(Data excerpts begins)
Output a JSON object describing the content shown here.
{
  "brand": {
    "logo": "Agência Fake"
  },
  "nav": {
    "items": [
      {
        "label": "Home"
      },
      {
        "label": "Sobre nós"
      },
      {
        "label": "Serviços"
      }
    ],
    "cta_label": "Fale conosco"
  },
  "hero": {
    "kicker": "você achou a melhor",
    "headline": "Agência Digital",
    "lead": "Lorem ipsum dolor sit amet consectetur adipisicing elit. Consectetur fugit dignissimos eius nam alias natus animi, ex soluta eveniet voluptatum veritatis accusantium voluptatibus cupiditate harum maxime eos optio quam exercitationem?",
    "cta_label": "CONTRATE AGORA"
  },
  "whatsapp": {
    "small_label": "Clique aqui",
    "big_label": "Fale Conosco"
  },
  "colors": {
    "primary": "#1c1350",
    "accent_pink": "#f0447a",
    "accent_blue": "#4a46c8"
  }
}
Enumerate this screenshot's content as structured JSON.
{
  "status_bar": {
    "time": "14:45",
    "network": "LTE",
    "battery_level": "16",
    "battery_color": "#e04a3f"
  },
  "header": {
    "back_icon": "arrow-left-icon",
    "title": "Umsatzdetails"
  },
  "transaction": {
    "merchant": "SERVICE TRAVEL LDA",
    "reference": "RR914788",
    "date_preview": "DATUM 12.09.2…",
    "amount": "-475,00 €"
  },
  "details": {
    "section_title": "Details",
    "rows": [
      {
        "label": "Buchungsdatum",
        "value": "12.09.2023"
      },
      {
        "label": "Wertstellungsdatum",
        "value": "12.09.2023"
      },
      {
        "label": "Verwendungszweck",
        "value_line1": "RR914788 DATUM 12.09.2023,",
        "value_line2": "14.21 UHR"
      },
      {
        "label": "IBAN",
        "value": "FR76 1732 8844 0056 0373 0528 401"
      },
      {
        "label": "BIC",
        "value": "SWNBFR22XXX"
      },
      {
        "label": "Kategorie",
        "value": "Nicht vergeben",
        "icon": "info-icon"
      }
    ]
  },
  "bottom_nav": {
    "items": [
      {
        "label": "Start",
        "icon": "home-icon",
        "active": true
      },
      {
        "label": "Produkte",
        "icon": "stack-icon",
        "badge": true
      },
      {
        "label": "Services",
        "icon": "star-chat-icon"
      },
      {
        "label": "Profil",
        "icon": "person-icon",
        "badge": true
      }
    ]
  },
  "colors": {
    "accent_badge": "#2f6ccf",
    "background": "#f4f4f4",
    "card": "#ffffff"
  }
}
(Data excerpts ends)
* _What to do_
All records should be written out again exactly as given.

* _Expected output_
Output a JSON object describing the content shown here.
{
  "brand": {
    "logo": "Agência Fake"
  },
  "nav": {
    "items": [
      {
        "label": "Home"
      },
      {
        "label": "Sobre nós"
      },
      {
        "label": "Serviços"
      }
    ],
    "cta_label": "Fale conosco"
  },
  "hero": {
    "kicker": "você achou a melhor",
    "headline": "Agência Digital",
    "lead": "Lorem ipsum dolor sit amet consectetur adipisicing elit. Consectetur fugit dignissimos eius nam alias natus animi, ex soluta eveniet voluptatum veritatis accusantium voluptatibus cupiditate harum maxime eos optio quam exercitationem?",
    "cta_label": "CONTRATE AGORA"
  },
  "whatsapp": {
    "small_label": "Clique aqui",
    "big_label": "Fale Conosco"
  },
  "colors": {
    "primary": "#1c1350",
    "accent_pink": "#f0447a",
    "accent_blue": "#4a46c8"
  }
}
Enumerate this screenshot's content as structured JSON.
{
  "status_bar": {
    "time": "14:45",
    "network": "LTE",
    "battery_level": "16",
    "battery_color": "#e04a3f"
  },
  "header": {
    "back_icon": "arrow-left-icon",
    "title": "Umsatzdetails"
  },
  "transaction": {
    "merchant": "SERVICE TRAVEL LDA",
    "reference": "RR914788",
    "date_preview": "DATUM 12.09.2…",
    "amount": "-475,00 €"
  },
  "details": {
    "section_title": "Details",
    "rows": [
      {
        "label": "Buchungsdatum",
        "value": "12.09.2023"
      },
      {
        "label": "Wertstellungsdatum",
        "value": "12.09.2023"
      },
      {
        "label": "Verwendungszweck",
        "value_line1": "RR914788 DATUM 12.09.2023,",
        "value_line2": "14.21 UHR"
      },
      {
        "label": "IBAN",
        "value": "FR76 1732 8844 0056 0373 0528 401"
      },
      {
        "label": "BIC",
        "value": "SWNBFR22XXX"
      },
      {
        "label": "Kategorie",
        "value": "Nicht vergeben",
        "icon": "info-icon"
      }
    ]
  },
  "bottom_nav": {
    "items": [
      {
        "label": "Start",
        "icon": "home-icon",
        "active": true
      },
      {
        "label": "Produkte",
        "icon": "stack-icon",
        "badge": true
      },
      {
        "label": "Services",
        "icon": "star-chat-icon"
      },
      {
        "label": "Profil",
        "icon": "person-icon",
        "badge": true
      }
    ]
  },
  "colors": {
    "accent_badge": "#2f6ccf",
    "background": "#f4f4f4",
    "card": "#ffffff"
  }
}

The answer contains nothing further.